Prescription DrugsPrescription drugs are everywhere recently. You just have to check out a paper or turn on the news to see that the abuse of prescription drugs has actually reached epidemic levels in the United States To combat this problem, Federal district attorneys and the Drug Enforcement Administration (DEA) have focused their attention on the sale and circulation of prescription medication in an effort to shut down the so-called "pill mills" and stop the unlawful circulation. Oxycontin, Xanax, Methadone, Morphine, Valium, and Diazepam are just some of the many prescription drugs that are illegally mistreated.
The majority of drug crimes are considered to be connected to prohibited narcotics; prescription drugs, however, are managed by the government, which suggests that a person may deal with a host of other criminal charges. Some other charges that could surface include possession of prescription drugs without legal prescription, or for the circulation, manufacturing, sale or trafficking of the substance without the legitimate authority to do so. Prescription scams is likewise another really severe matter related to prescription drug offenses, including the multiple crimes of deception, forgery, and misrepresentation. Prescription Drugs Criminal PenaltiesThe penalties that may be implemented for a prescription drugs offense will vary from state to state. Whether the crime is charged as a state or federal offense will impact the sentencing. The precise kind of substance included and the quantity is likewise highly appropriate to determining the outcome of the case. Some prescription drugs, for example, are categorized as Schedule I or Schedule II drugs, which generally subject the angering individual to more severe punishment. Even those thought about less addicting and dangerous by the federal government might bring considerable fines as well as prison time, not to point out a criminal record which might affect your career and job opportunity.

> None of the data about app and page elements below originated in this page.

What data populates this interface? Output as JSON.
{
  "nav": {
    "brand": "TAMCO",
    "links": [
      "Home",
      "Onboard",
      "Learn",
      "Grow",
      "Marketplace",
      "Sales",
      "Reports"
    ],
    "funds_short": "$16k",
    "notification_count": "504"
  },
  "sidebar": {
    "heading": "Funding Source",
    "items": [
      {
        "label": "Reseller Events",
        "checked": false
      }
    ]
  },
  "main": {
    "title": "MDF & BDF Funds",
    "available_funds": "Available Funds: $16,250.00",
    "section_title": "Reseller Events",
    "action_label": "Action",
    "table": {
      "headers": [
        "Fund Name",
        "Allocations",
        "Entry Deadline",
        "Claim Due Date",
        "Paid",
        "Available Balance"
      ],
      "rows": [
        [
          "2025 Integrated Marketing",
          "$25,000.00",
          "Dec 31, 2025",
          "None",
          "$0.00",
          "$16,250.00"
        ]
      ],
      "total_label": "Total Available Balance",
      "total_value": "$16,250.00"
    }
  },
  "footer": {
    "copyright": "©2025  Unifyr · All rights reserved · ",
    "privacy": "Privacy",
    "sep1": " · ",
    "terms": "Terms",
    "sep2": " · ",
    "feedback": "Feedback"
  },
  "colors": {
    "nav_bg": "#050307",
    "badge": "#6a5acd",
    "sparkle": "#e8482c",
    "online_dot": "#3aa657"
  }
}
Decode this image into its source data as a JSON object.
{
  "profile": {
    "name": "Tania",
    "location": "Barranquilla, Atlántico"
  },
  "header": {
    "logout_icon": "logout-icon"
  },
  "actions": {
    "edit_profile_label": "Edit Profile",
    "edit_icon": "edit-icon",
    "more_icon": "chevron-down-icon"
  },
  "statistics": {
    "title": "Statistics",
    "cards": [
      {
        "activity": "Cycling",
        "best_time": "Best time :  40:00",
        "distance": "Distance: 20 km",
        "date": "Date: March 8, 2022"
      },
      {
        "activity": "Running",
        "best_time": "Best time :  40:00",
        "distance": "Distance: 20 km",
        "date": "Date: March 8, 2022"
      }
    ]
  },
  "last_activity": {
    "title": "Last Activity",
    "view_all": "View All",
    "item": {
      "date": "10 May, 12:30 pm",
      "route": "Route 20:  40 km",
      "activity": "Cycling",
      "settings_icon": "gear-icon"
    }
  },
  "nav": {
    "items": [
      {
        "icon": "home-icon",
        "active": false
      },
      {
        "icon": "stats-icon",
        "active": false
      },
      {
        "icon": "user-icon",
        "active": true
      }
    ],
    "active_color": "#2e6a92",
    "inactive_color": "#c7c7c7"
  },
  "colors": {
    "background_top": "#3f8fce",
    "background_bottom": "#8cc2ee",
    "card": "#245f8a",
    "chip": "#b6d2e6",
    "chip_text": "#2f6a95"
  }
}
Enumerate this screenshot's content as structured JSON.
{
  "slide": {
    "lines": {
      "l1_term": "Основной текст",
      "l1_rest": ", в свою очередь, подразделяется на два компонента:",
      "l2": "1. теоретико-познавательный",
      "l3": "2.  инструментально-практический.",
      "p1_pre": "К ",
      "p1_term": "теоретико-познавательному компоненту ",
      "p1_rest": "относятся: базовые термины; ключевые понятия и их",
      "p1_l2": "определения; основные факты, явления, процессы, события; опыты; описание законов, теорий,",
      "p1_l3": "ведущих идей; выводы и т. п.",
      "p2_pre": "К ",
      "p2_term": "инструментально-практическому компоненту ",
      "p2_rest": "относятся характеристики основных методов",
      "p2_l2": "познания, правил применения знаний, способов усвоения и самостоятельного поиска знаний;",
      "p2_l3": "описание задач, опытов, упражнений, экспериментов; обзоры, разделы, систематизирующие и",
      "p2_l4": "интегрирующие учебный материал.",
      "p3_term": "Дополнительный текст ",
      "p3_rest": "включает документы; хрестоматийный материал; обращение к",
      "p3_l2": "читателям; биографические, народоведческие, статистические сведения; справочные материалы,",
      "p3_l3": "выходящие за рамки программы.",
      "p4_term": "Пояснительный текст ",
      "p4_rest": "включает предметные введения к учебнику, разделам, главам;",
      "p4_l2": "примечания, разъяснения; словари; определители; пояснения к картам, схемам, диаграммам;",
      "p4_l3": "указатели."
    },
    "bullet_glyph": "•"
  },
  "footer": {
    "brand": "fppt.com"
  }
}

Possession of any controlled or prescription drugs besides marijuana is a felony offense. Sentences can range from 0-5 years in prison and/or fines of up to $10,000.00. With an increase in amount, penalties might increase to up to 20 years in prison and a $25,000.00 fine. Other aspects might result in improved sentencing, which suggests harsher penalties. If you have a previous conviction for a drug offense, remained in possession of prohibited prescription drugs or controlled substances in close distance of a church, school, park, or service, or a small was involved in the crime, you will face more severe punishment.